- [What you are asked to do] Repeat the whole listing exactly as it appears.

Top of Available data

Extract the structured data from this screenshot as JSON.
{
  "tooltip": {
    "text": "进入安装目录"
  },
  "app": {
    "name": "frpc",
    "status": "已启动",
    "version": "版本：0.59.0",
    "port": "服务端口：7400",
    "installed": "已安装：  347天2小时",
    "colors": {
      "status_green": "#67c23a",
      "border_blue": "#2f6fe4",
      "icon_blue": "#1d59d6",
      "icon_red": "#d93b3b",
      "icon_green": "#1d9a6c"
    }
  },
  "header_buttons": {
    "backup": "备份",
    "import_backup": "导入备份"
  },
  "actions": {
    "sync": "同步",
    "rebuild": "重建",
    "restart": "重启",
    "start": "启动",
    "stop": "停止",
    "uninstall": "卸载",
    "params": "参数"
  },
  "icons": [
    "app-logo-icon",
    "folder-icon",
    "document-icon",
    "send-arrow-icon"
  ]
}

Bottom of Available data

- [Task answer]
Extract the structured data from this screenshot as JSON.
{
  "tooltip": {
    "text": "进入安装目录"
  },
  "app": {
    "name": "frpc",
    "status": "已启动",
    "version": "版本：0.59.0",
    "port": "服务端口：7400",
    "installed": "已安装：  347天2小时",
    "colors": {
      "status_green": "#67c23a",
      "border_blue": "#2f6fe4",
      "icon_blue": "#1d59d6",
      "icon_red": "#d93b3b",
      "icon_green": "#1d9a6c"
    }
  },
  "header_buttons": {
    "backup": "备份",
    "import_backup": "导入备份"
  },
  "actions": {
    "sync": "同步",
    "rebuild": "重建",
    "restart": "重启",
    "start": "启动",
    "stop": "停止",
    "uninstall": "卸载",
    "params": "参数"
  },
  "icons": [
    "app-logo-icon",
    "folder-icon",
    "document-icon",
    "send-arrow-icon"
  ]
}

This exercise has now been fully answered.